C.V-C floatplane. One built.
Fokker C.VI in Dutch service.
reconnaissance aircraft with Hispano-Suiza engine, 33 converted from C.V-D
reconnaissance variant of C.V-E with Hispano-Suiza 12N engine; five built for Netherlands, one exported to Switzerland
IMAM Ro.1 and Ro.1-bis
Italian licence built light bomber; 349 manufactured
Manfred Weiss WM-9 Budapest
licence-built Fokker C.V-E[12]
Manfred Weiss WM-11 Budapest
Hungarian licence-built Fokker C.V-D[12]
Manfred Weiss WM-14 Budapest
Hungarian licence-built Fokker C.V-D[12]
Manfred Weiss WM-16 Budapest[12]
WM-16A with 410 kW (550 hp) Gnome-Rhône 9K Mistral, 9 built
WM-16B with 641.3 kW (860 hp) Gnome-Rhône 14K Mistral Major, 9 built
Manfred Weiss WM-21 Sólyom
development of WM-16[12]


 Republic of China
 Kingdom of Italy
 Kingdom of Hungary
 Soviet Union
 United States

Specifications (C.V)[edit]

Data from War over Holland National Norwegian Aviation Museum Thulinista Hornetiin[citation needed]

General characteristics

  • Crew: 2
  • Length: 9.25 m (30 ft 4 in)
  • Wingspan: 12.50 m (41 ft 0 in)
  • Height: 3.3 m (10 ft 10 in)
  • Wing area: 39.30 m2 (423.0 sq ft)
  • Empty weight: 1,920 kg (4,233 lb)
  • Max takeoff weight: 2,145 kg (4,729 lb)
  • Powerplant: 1 × Rolls-Royce Kestrel VIIb V-12 liquid-cooled piston engine, 470 kW (630 hp)


  • Maximum speed: 250 km/h (160 mph, 130 kn)
  • Cruise speed: 180 km/h (110 mph, 97 kn)
  • Range: 1,000 km (620 mi, 540 nmi)
  • Service ceiling: 6,500 m (21,300 ft)


  • Guns: 2 × 7.9 mm (.31 in) FN synchronized fixed machine guns, 1 × 7.9 mm (.31 in) Lewis machine gun on flexible mount in the rear
  • Bombs: 200 kg (440 lb) of bombs under wings

See also[edit]

Related lists


  1. ^ There are two villages in Estonia called Rahkla, namely Rahkla, Rakvere Parish and Rahkla, Vinni Parish.

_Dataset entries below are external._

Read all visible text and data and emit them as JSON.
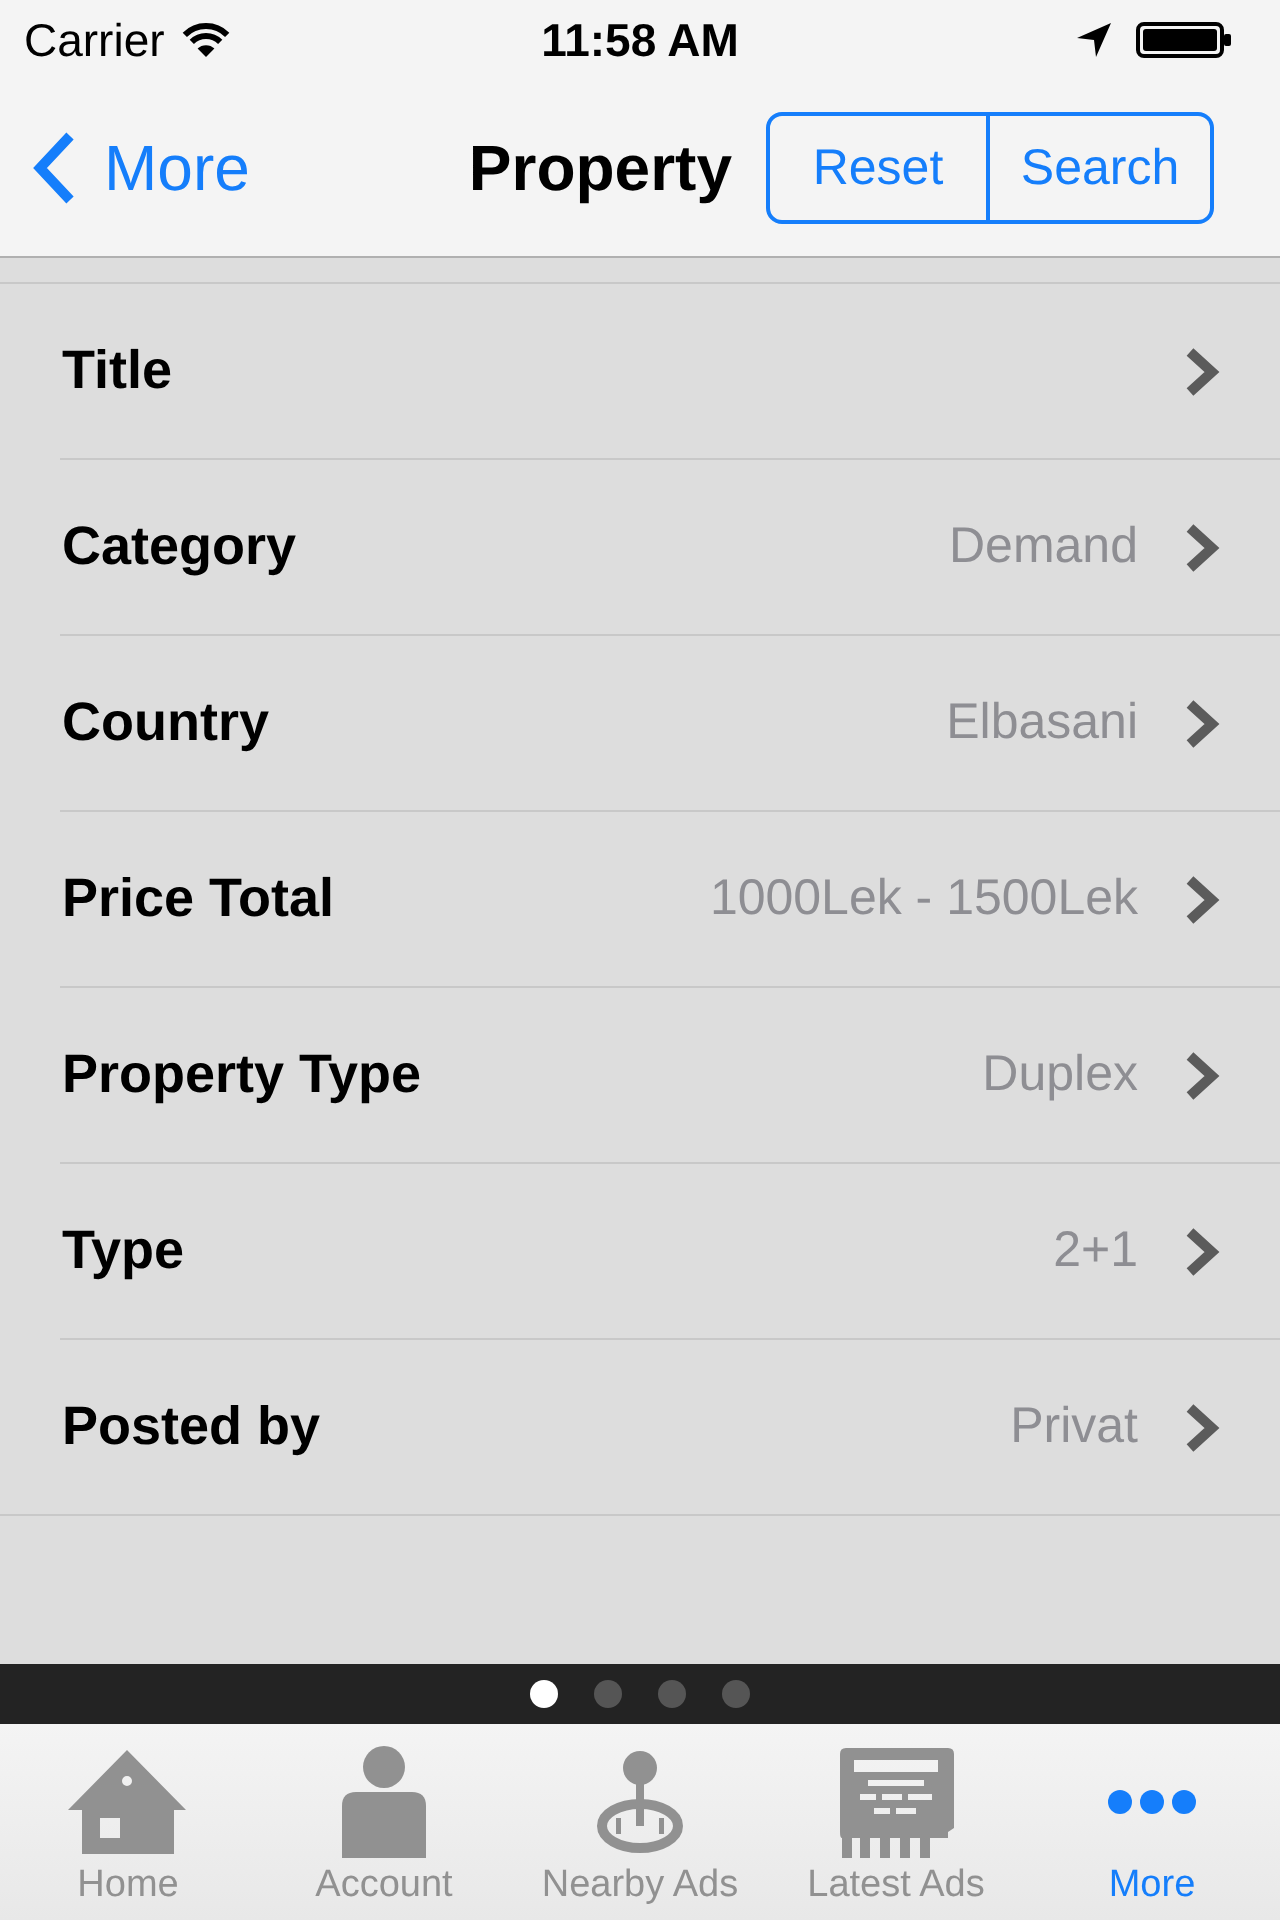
{
  "status_bar": {
    "carrier": "Carrier",
    "time": "11:58 AM"
  },
  "nav_bar": {
    "back": "More",
    "title": "Property",
    "buttons": [
      "Reset",
      "Search"
    ]
  },
  "rows": [
    {
      "label": "Title"
    },
    {
      "label": "Category",
      "value": "Demand"
    },
    {
      "label": "Country",
      "value": "Elbasani"
    },
    {
      "label": "Price Total",
      "value": "1000Lek - 1500Lek"
    },
    {
      "label": "Property Type",
      "value": "Duplex"
    },
    {
      "label": "Type",
      "value": "2+1"
    },
    {
      "label": "Posted by",
      "value": "Privat"
    }
  ],
  "page_indicator": [
    {
      "selected": true
    },
    {
      "selected": false
    },
    {
      "selected": false
    },
    {
      "selected": false
    }
  ],
  "tab_bar": [
    {
      "label": "Home",
      "selected": false
    },
    {
      "label": "Account",
      "selected": false
    },
    {
      "label": "Nearby Ads",
      "selected": false
    },
    {
      "label": "Latest Ads",
      "selected": false
    },
    {
      "label": "More",
      "selected": true
    }
  ]
}
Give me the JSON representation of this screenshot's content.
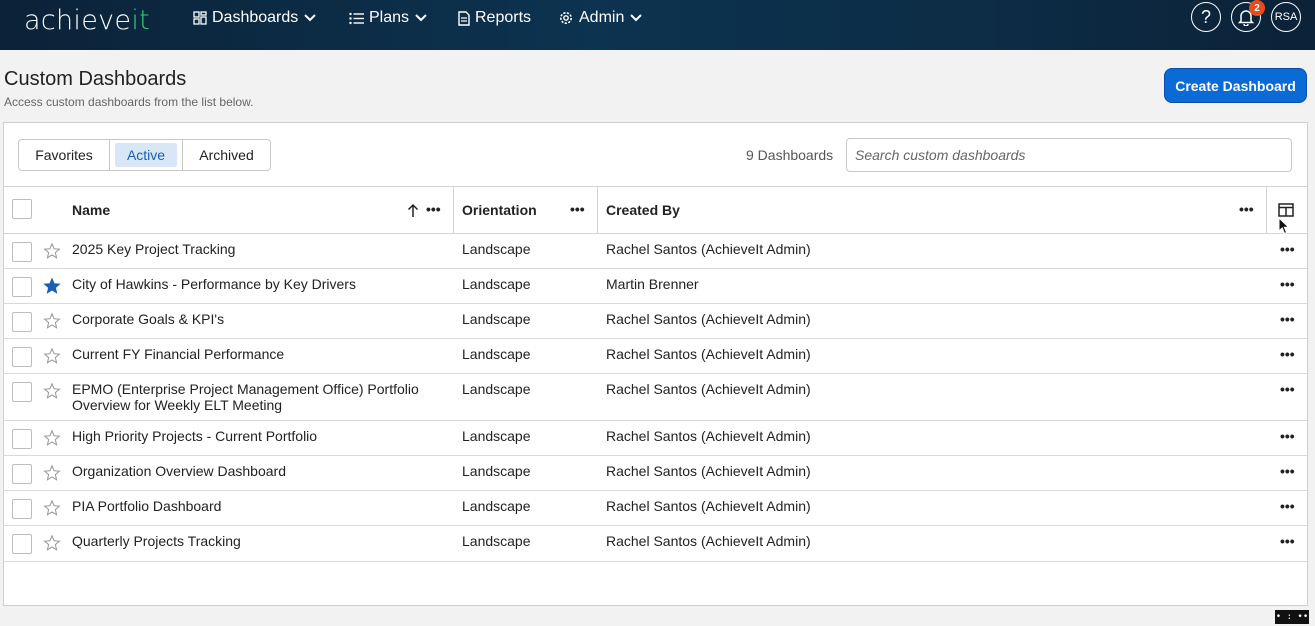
{
  "nav": {
    "logo_main": "achieve",
    "logo_accent": "it",
    "items": [
      {
        "label": "Dashboards"
      },
      {
        "label": "Plans"
      },
      {
        "label": "Reports"
      },
      {
        "label": "Admin"
      }
    ],
    "help_symbol": "?",
    "notification_count": "2",
    "avatar_initials": "RSA"
  },
  "page": {
    "title": "Custom Dashboards",
    "subtitle": "Access custom dashboards from the list below.",
    "create_button": "Create Dashboard"
  },
  "filters": {
    "tabs": [
      {
        "label": "Favorites",
        "selected": false
      },
      {
        "label": "Active",
        "selected": true
      },
      {
        "label": "Archived",
        "selected": false
      }
    ],
    "count_label": "9 Dashboards",
    "search_placeholder": "Search custom dashboards"
  },
  "table": {
    "columns": [
      {
        "label": "Name",
        "sort": "ascending"
      },
      {
        "label": "Orientation"
      },
      {
        "label": "Created By"
      }
    ],
    "rows": [
      {
        "name": "2025 Key Project Tracking",
        "orientation": "Landscape",
        "created_by": "Rachel Santos (AchieveIt Admin)",
        "favorite": false
      },
      {
        "name": "City of Hawkins - Performance by Key Drivers",
        "orientation": "Landscape",
        "created_by": "Martin Brenner",
        "favorite": true
      },
      {
        "name": "Corporate Goals & KPI's",
        "orientation": "Landscape",
        "created_by": "Rachel Santos (AchieveIt Admin)",
        "favorite": false
      },
      {
        "name": "Current FY Financial Performance",
        "orientation": "Landscape",
        "created_by": "Rachel Santos (AchieveIt Admin)",
        "favorite": false
      },
      {
        "name": "EPMO (Enterprise Project Management Office) Portfolio Overview for Weekly ELT Meeting",
        "orientation": "Landscape",
        "created_by": "Rachel Santos (AchieveIt Admin)",
        "favorite": false
      },
      {
        "name": "High Priority Projects - Current Portfolio",
        "orientation": "Landscape",
        "created_by": "Rachel Santos (AchieveIt Admin)",
        "favorite": false
      },
      {
        "name": "Organization Overview Dashboard",
        "orientation": "Landscape",
        "created_by": "Rachel Santos (AchieveIt Admin)",
        "favorite": false
      },
      {
        "name": "PIA Portfolio Dashboard",
        "orientation": "Landscape",
        "created_by": "Rachel Santos (AchieveIt Admin)",
        "favorite": false
      },
      {
        "name": "Quarterly Projects Tracking",
        "orientation": "Landscape",
        "created_by": "Rachel Santos (AchieveIt Admin)",
        "favorite": false
      }
    ]
  },
  "colors": {
    "nav_bg": "#0c3350",
    "accent": "#0a6ad6",
    "logo_accent": "#2ecc71",
    "favorite_star": "#1a5fb4",
    "badge": "#e74c1c"
  },
  "icons": [
    "dashboards-grid-icon",
    "list-icon",
    "document-icon",
    "gear-icon",
    "chevron-down-icon",
    "help-icon",
    "bell-icon",
    "sort-up-arrow-icon",
    "more-dots-icon",
    "columns-icon",
    "star-icon",
    "cursor-icon"
  ]
}
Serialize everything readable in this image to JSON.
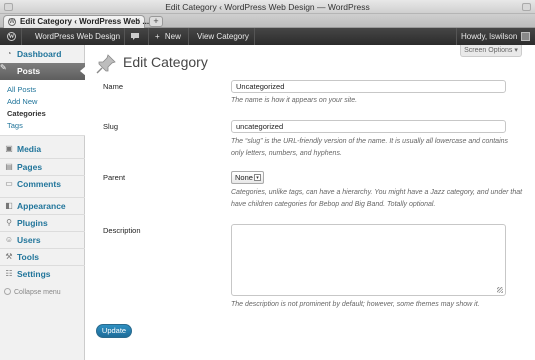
{
  "browser": {
    "window_title": "Edit Category ‹ WordPress Web Design — WordPress",
    "tab_title": "Edit Category ‹ WordPress Web ...",
    "tab_close": "×",
    "new_tab": "+"
  },
  "admin_bar": {
    "wp_logo": "W",
    "site_name": "WordPress Web Design",
    "new_label": "New",
    "new_plus": "+",
    "view_label": "View Category",
    "greeting": "Howdy, lswilson"
  },
  "sidebar": {
    "dashboard": "Dashboard",
    "posts": "Posts",
    "submenu": [
      "All Posts",
      "Add New",
      "Categories",
      "Tags"
    ],
    "media": "Media",
    "pages": "Pages",
    "comments": "Comments",
    "appearance": "Appearance",
    "plugins": "Plugins",
    "users": "Users",
    "tools": "Tools",
    "settings": "Settings",
    "collapse": "Collapse menu"
  },
  "main": {
    "screen_options": "Screen Options ▾",
    "title": "Edit Category",
    "name": {
      "label": "Name",
      "value": "Uncategorized",
      "help": "The name is how it appears on your site."
    },
    "slug": {
      "label": "Slug",
      "value": "uncategorized",
      "help": "The “slug” is the URL-friendly version of the name. It is usually all lowercase and contains only letters, numbers, and hyphens."
    },
    "parent": {
      "label": "Parent",
      "selected": "None",
      "help": "Categories, unlike tags, can have a hierarchy. You might have a Jazz category, and under that have children categories for Bebop and Big Band. Totally optional."
    },
    "description": {
      "label": "Description",
      "value": "",
      "help": "The description is not prominent by default; however, some themes may show it."
    },
    "update_button": "Update"
  }
}
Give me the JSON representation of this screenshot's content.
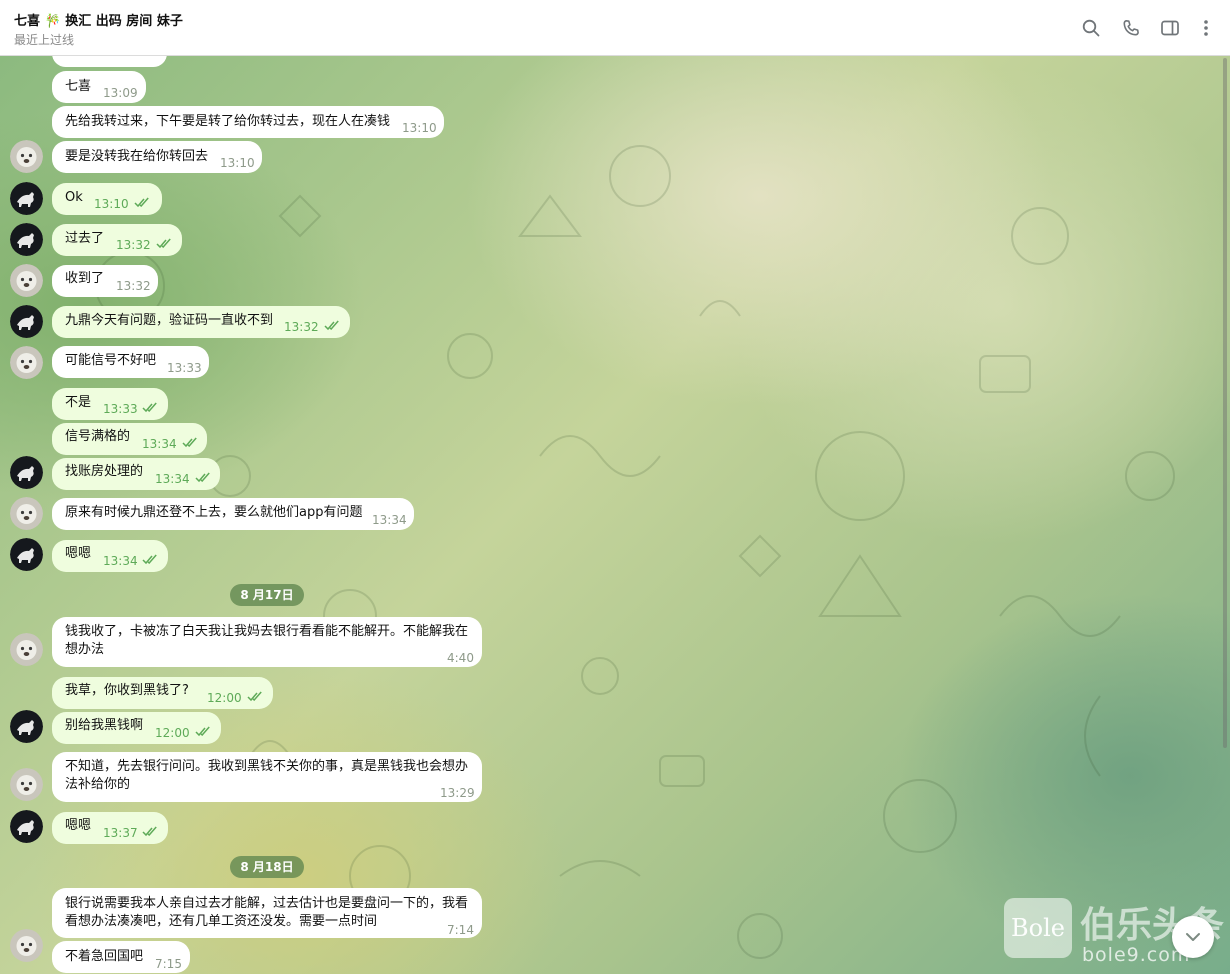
{
  "header": {
    "title": "七喜 🎋 换汇 出码 房间 妹子",
    "status": "最近上过线",
    "icons": [
      "search-icon",
      "phone-icon",
      "sidebar-toggle-icon",
      "more-vert-icon"
    ]
  },
  "messages": [
    {
      "text": "七喜",
      "time": "13:09",
      "dir": "in"
    },
    {
      "text": "先给我转过来，下午要是转了给你转过去，现在人在凑钱",
      "time": "13:10",
      "dir": "in"
    },
    {
      "text": "要是没转我在给你转回去",
      "time": "13:10",
      "dir": "in"
    },
    {
      "text": "Ok",
      "time": "13:10",
      "dir": "out",
      "read": true
    },
    {
      "text": "过去了",
      "time": "13:32",
      "dir": "out",
      "read": true
    },
    {
      "text": "收到了",
      "time": "13:32",
      "dir": "in"
    },
    {
      "text": "九鼎今天有问题，验证码一直收不到",
      "time": "13:32",
      "dir": "out",
      "read": true
    },
    {
      "text": "可能信号不好吧",
      "time": "13:33",
      "dir": "in"
    },
    {
      "text": "不是",
      "time": "13:33",
      "dir": "out",
      "read": true
    },
    {
      "text": "信号满格的",
      "time": "13:34",
      "dir": "out",
      "read": true
    },
    {
      "text": "找账房处理的",
      "time": "13:34",
      "dir": "out",
      "read": true
    },
    {
      "text": "原来有时候九鼎还登不上去，要么就他们app有问题",
      "time": "13:34",
      "dir": "in"
    },
    {
      "text": "嗯嗯",
      "time": "13:34",
      "dir": "out",
      "read": true
    },
    {
      "text": "钱我收了，卡被冻了白天我让我妈去银行看看能不能解开。不能解我在",
      "text2": "想办法",
      "time": "4:40",
      "dir": "in"
    },
    {
      "text": "我草，你收到黑钱了?",
      "time": "12:00",
      "dir": "out",
      "read": true
    },
    {
      "text": "别给我黑钱啊",
      "time": "12:00",
      "dir": "out",
      "read": true
    },
    {
      "text": "不知道，先去银行问问。我收到黑钱不关你的事，真是黑钱我也会想办",
      "text2": "法补给你的",
      "time": "13:29",
      "dir": "in"
    },
    {
      "text": "嗯嗯",
      "time": "13:37",
      "dir": "out",
      "read": true
    },
    {
      "text": "银行说需要我本人亲自过去才能解，过去估计也是要盘问一下的，我看",
      "text2": "看想办法凑凑吧，还有几单工资还没发。需要一点时间",
      "time": "7:14",
      "dir": "in"
    },
    {
      "text": "不着急回国吧",
      "time": "7:15",
      "dir": "in"
    }
  ],
  "dates": [
    "8 月17日",
    "8 月18日"
  ],
  "watermark": {
    "logo": "Bole",
    "name": "伯乐头条",
    "url": "bole9.com"
  },
  "scroll_down_icon": "chevron-down-icon",
  "colors": {
    "incoming": "#ffffff",
    "outgoing": "#effdde",
    "tick": "#5eaa58",
    "date_pill": "#608650"
  }
}
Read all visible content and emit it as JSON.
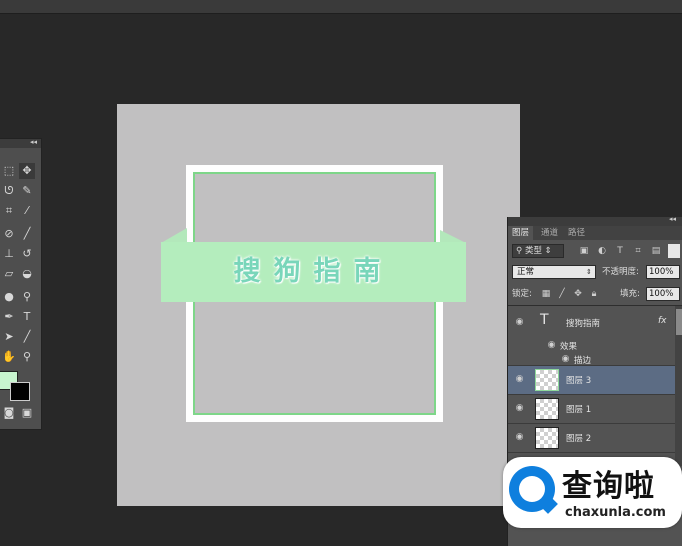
{
  "canvas": {
    "banner_text": "搜狗指南",
    "colors": {
      "canvas_bg": "#c1c0c1",
      "frame_white": "#fefefe",
      "frame_green": "#7ed689",
      "ribbon": "#b4edbd",
      "ribbon_text": "#79d6ba"
    }
  },
  "toolbox": {
    "collapse_glyph": "◂◂",
    "tools": [
      "marquee-icon",
      "move-icon",
      "lasso-icon",
      "quick-select-icon",
      "crop-icon",
      "eyedropper-icon",
      "healing-icon",
      "brush-icon",
      "stamp-icon",
      "history-brush-icon",
      "eraser-icon",
      "paint-bucket-icon",
      "blur-icon",
      "dodge-icon",
      "pen-icon",
      "text-icon",
      "path-select-icon",
      "line-icon",
      "hand-icon",
      "zoom-icon"
    ],
    "text_tool_glyph": "T",
    "foreground_color": "#c8f5cf",
    "background_color": "#000000"
  },
  "layers_panel": {
    "collapse_glyph": "◂◂",
    "tabs": [
      "图层",
      "通道",
      "路径"
    ],
    "filter_label": "类型",
    "blend_mode": "正常",
    "opacity_label": "不透明度:",
    "opacity_value": "100%",
    "lock_label": "锁定:",
    "fill_label": "填充:",
    "fill_value": "100%",
    "layers": [
      {
        "name": "搜狗指南",
        "type_glyph": "T",
        "fx": "fx"
      },
      {
        "name": "效果"
      },
      {
        "name": "描边"
      },
      {
        "name": "图层 3",
        "selected": true
      },
      {
        "name": "图层 1"
      },
      {
        "name": "图层 2"
      }
    ]
  },
  "watermark": {
    "title": "查询啦",
    "url": "chaxunla.com",
    "accent": "#0e7fde"
  }
}
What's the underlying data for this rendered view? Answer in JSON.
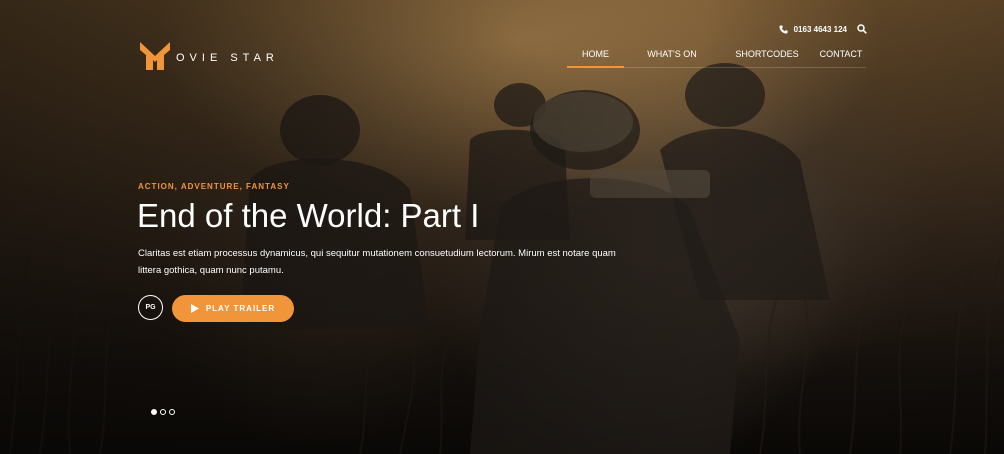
{
  "brand": {
    "logo_text": "OVIE STAR",
    "accent_color": "#f0953a"
  },
  "topbar": {
    "phone_icon": "phone-icon",
    "phone": "0163 4643 124",
    "search_icon": "search-icon"
  },
  "nav": {
    "items": [
      {
        "label": "HOME",
        "active": true
      },
      {
        "label": "WHAT'S ON",
        "active": false
      },
      {
        "label": "SHORTCODES",
        "active": false
      },
      {
        "label": "CONTACT",
        "active": false
      }
    ]
  },
  "hero": {
    "genres": "ACTION, ADVENTURE, FANTASY",
    "title": "End of the World: Part I",
    "description": "Claritas est etiam processus dynamicus, qui sequitur mutationem consuetudium lectorum. Mirum est notare quam littera gothica, quam nunc putamu.",
    "rating": "PG",
    "play_label": "PLAY TRAILER",
    "play_icon": "play-icon"
  },
  "slider": {
    "total": 3,
    "active_index": 0
  }
}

The sources do not say which one this was.
  1. ^ War over Holland: Fokker C.V
  2. ^ Backwoods Landing Strip: Finnish Air Force aircraft[permanent dead link]
  3. ^ National Norwegian Aviation Museum website: The Exhibitions Archived 26 August 2007 at the Wayback Machine
  4. ^ Kraglund, Ivar (1995). "Fokker C.V.E.". In Dahl; Hjeltnes; Nøkleby; Ringdal; Sørensen (eds.). Norsk krigsleksikon 1940-45 (in Norwegian). Oslo: Cappelen. p. 111. ISBN 82-02-14138-9.
  5. ^ a b c d S 6 – Fokker C.V (1927–1946) Archived 2 March 2008 at the Wayback Machine
  6. ^ a b J 3 – Fokker C.VD (1928–1931)
  7. ^ S 17BL & S 17BS – SAAB S 17 (1942–1952)
  8. ^ Information plaque at the Fliegermuseum Dübendorf.
  9. ^ Weal 2003, p. 105
  10. ^ Weal 2003, p. 64
  11. ^ Weal 2003, p. 125
  12. ^ a b c d e f Fokker in the Royal Hungarian Air Force
  13. ^ Swanborough, Gordon; Bowers, Peter M. (1976). United States Navy Aircraft since 1911 (Second ed.). London: Putnam. ISBN 0-370-10054-9.


  • Cortet, Pierre (July 1972). "Les Fokker C.V (2)" [The Fokker C.V, Part 2]. Le Album de Fanatique de l'Aviation (in French) (35): 21–26. ISSN 0757-4169.
  • Gerdessen, Frederik. "Estonian Air Power 1918 – 1945". Air Enthusiast, No. 18, April – July 1982. pp. 61–76. ISSN 0143-5450.
  • Hoogschagen, Edwin: Fokker C.5 – ontwikkeling, gebruik en ondergang, Violaero, Emmen 2011, ISBN 978-90-8616-073-0
  • Heinonen, Timo: Thulinista Hornetiin – Keski-Suomen ilmailumuseon julkaisuja 3, 1992. ISBN 951-95688-2-4 (in Finnish)
  • Owers, Colin (Spring 1994). "Fokker's Fifth: The C.V Multi-role Biplane". Air Enthusiast. No. 53. pp. 60–68. ISSN 0143-5450.
  • "Round-Out". Air Enthusiast (65): 77–78. September–October 1999. ISSN 0143-5450.
  • Weal, John, Luftwaffe Schlachtgruppen: Aviation Elite Units 13, Osprey Publishing, Oxford 2003 ISBN 1-84176-608-9

External links[edit]